Force Touch uses tiny electrodes around the flexible Retina display to distinguish between a light tap and a deep press, and trigger instant access to a range of contextually specific controls. With Force Touch, pressing firmly on the screen brings up additional controls in apps like Messages, Music, and Calendar. It also lets you select different watch faces, pause or end a workout, search an address in Maps, and more. Force Touch is the most significant new sensing capability since Multi‑Touch.

That same technology could be employed on the iPhone screen to give users much more control without having to navigate multiple screens. The iPhone has more real estate to play with than the Apple Watch, but it's still a relatively small screen compared to a tablet or laptop, so this type of control will enable app creators to build in functionality that otherwise might have required too much navigation.

The iPhones will be similar
In many ways the launch of Force Touch will be handled in the same way Apple rolled out its Siri voice assistant. In that case Apple simply offered a new version of the iPhone 4, the 4S, with the voice-activated technology built in.

That appears to be what it's doing this time, with Force Touch being added into new versions of its iPhone 6 and 6 Plus models, according to Bloomberg. The new models, which the company has not commented on, could launch as soon as next month.

Force Touch is a differentiator
While facing increasing competition at the top of the smartphone market, as well as at the bottom from cheaper but high-functioning phones, Apple has continued to push innovations forward to make the iPhone stand out. Products and services such as Apple Music and Apple Pay accomplish some of that, but Force Touch has the potential to be a major differentiator.

The company has been working on perfecting the sensors used for Force Touch since at least 2013, according to a Bloomberg article at the time. Developed alongside a potential curved screen, which has not yet come to be, Force Touch has the potential to change how people use their iPhones. In some cases the differences will be subtle, but Apple, unlike many of its rivals, has historically done an excellent job of releasing new innovations in a way that its customers adapt to using easily.

Force Touch has the potential to give the iPhone a unique feature that its rivals do not have. Siri was that for a time, and it sparked renewed interest in the iPhone, reminding people of the advantage of being with Apple. This latest move could make iPhones more useful while also being pretty cool, and that could help Apple sell a lot of phones.

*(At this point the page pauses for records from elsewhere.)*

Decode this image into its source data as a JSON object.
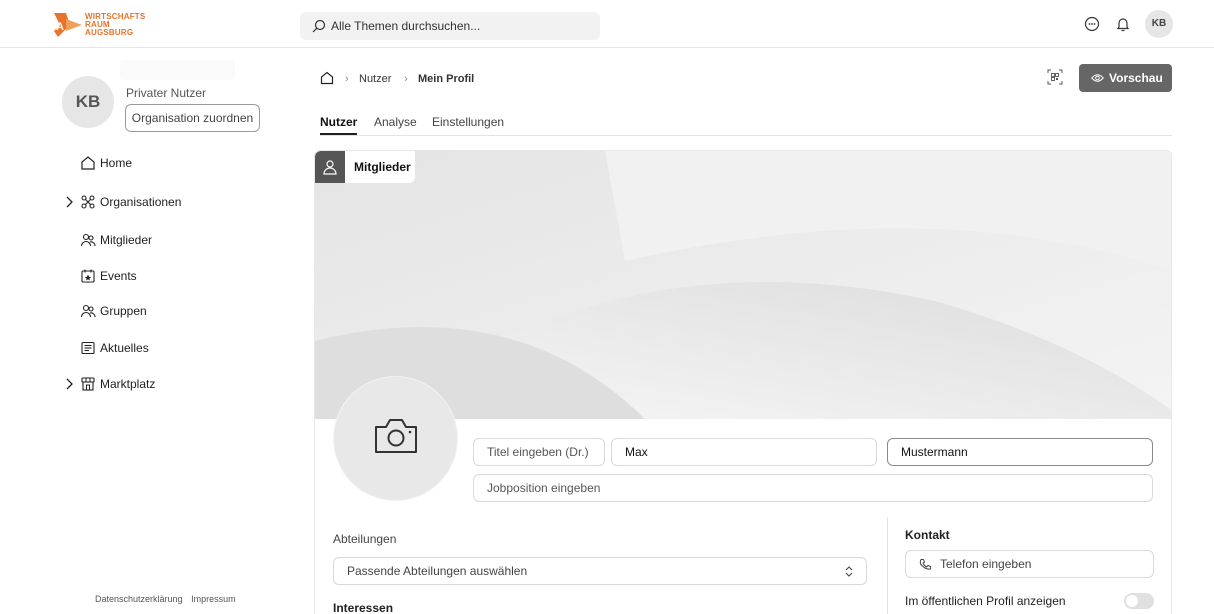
{
  "brand": {
    "logo_line1": "WIRTSCHAFTS",
    "logo_line2": "RAUM",
    "logo_line3": "AUGSBURG",
    "accent": "#e8732a"
  },
  "header": {
    "search_placeholder": "Alle Themen durchsuchen...",
    "icons": [
      "chat-icon",
      "bell-icon"
    ],
    "avatar_initials": "KB"
  },
  "sidebar": {
    "avatar_initials": "KB",
    "user_role": "Privater Nutzer",
    "org_button": "Organisation zuordnen",
    "items": [
      {
        "label": "Home",
        "icon": "home-icon",
        "expandable": false
      },
      {
        "label": "Organisationen",
        "icon": "organisation-icon",
        "expandable": true
      },
      {
        "label": "Mitglieder",
        "icon": "members-icon",
        "expandable": false
      },
      {
        "label": "Events",
        "icon": "events-icon",
        "expandable": false
      },
      {
        "label": "Gruppen",
        "icon": "groups-icon",
        "expandable": false
      },
      {
        "label": "Aktuelles",
        "icon": "news-icon",
        "expandable": false
      },
      {
        "label": "Marktplatz",
        "icon": "marketplace-icon",
        "expandable": true
      }
    ],
    "footer": {
      "privacy": "Datenschutzerklärung",
      "imprint": "Impressum"
    }
  },
  "breadcrumb": {
    "level1": "Nutzer",
    "level2": "Mein Profil"
  },
  "actions": {
    "preview_label": "Vorschau"
  },
  "tabs": [
    {
      "label": "Nutzer",
      "active": true
    },
    {
      "label": "Analyse",
      "active": false
    },
    {
      "label": "Einstellungen",
      "active": false
    }
  ],
  "profile": {
    "banner_chip": "Mitglieder",
    "title_placeholder": "Titel eingeben (Dr.)",
    "first_name": "Max",
    "last_name": "Mustermann",
    "job_placeholder": "Jobposition eingeben",
    "departments_label": "Abteilungen",
    "departments_placeholder": "Passende Abteilungen auswählen",
    "interests_label": "Interessen",
    "contact_label": "Kontakt",
    "phone_placeholder": "Telefon eingeben",
    "public_profile_label": "Im öffentlichen Profil anzeigen",
    "public_profile_on": false
  }
}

Daniel Kline owns shares of Apple. The Motley Fool recommends Apple. The Motley Fool owns shares of Apple. Try any of our Foolish newsletter services free for 30 days. We Fools may not all hold the same opinions, but we all believe that considering a diverse range of insights makes us better investors. The Motley Fool has a disclosure policy.